WHAT TO WORK ON ->
Copy every line of the entries that has the string "mention" in it.

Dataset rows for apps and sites

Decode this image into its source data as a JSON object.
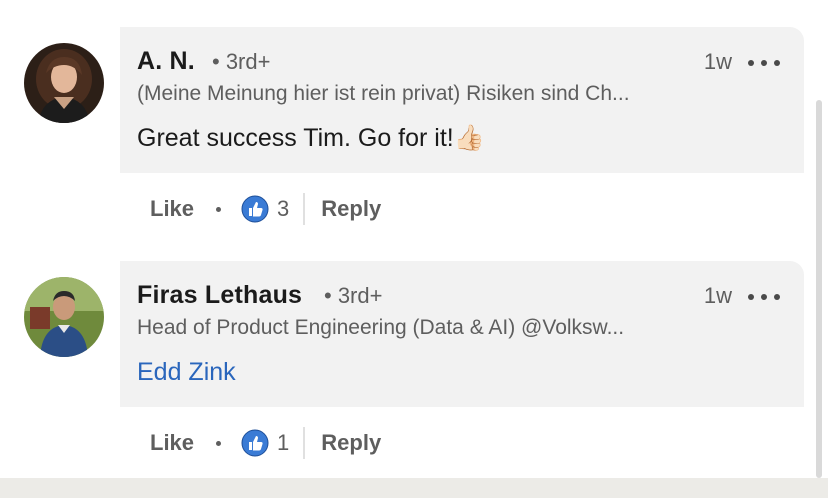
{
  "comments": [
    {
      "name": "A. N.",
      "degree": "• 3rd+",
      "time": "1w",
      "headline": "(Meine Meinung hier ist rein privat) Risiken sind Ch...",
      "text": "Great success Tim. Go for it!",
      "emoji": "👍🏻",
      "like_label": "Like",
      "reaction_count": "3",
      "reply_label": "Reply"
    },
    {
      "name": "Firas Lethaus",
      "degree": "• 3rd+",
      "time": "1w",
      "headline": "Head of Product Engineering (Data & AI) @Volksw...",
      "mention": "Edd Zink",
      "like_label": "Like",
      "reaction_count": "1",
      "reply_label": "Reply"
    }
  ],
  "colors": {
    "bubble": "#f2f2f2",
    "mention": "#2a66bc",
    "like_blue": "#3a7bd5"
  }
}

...

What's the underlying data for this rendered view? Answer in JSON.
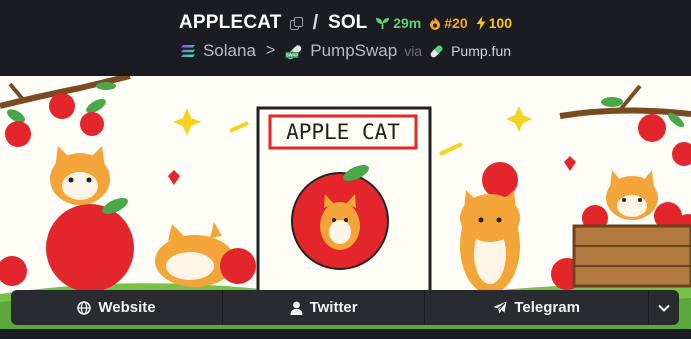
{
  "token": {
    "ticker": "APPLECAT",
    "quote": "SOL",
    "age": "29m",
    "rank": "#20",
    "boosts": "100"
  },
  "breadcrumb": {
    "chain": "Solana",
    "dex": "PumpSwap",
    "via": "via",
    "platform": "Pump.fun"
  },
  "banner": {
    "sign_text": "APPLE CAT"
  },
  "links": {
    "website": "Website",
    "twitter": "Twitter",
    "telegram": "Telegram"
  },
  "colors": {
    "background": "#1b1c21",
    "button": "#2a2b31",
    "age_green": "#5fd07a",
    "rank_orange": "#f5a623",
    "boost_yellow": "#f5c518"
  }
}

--

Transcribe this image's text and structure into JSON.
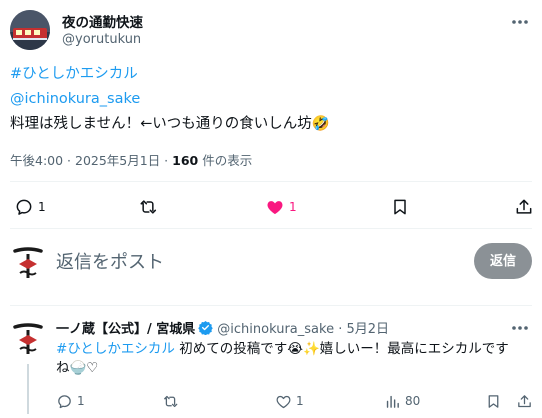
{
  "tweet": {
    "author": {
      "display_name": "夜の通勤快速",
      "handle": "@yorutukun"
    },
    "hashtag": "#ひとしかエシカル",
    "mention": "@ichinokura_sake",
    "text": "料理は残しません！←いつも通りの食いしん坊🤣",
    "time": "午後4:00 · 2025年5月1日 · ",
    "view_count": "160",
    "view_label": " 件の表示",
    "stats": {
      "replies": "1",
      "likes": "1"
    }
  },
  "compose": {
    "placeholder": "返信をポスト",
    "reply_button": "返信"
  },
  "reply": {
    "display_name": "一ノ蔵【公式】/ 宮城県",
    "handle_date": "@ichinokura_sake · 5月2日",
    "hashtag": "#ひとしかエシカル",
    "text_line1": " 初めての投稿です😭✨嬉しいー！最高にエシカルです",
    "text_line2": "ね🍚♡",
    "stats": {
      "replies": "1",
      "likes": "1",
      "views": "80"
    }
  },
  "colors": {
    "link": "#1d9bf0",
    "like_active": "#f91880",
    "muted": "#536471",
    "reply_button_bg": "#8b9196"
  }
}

ANSWER TO THE PROBLEM ->
      "mention": "Edd Zink",
    "mention": "#2a66bc",
    "mention": "@ichinokura_sake",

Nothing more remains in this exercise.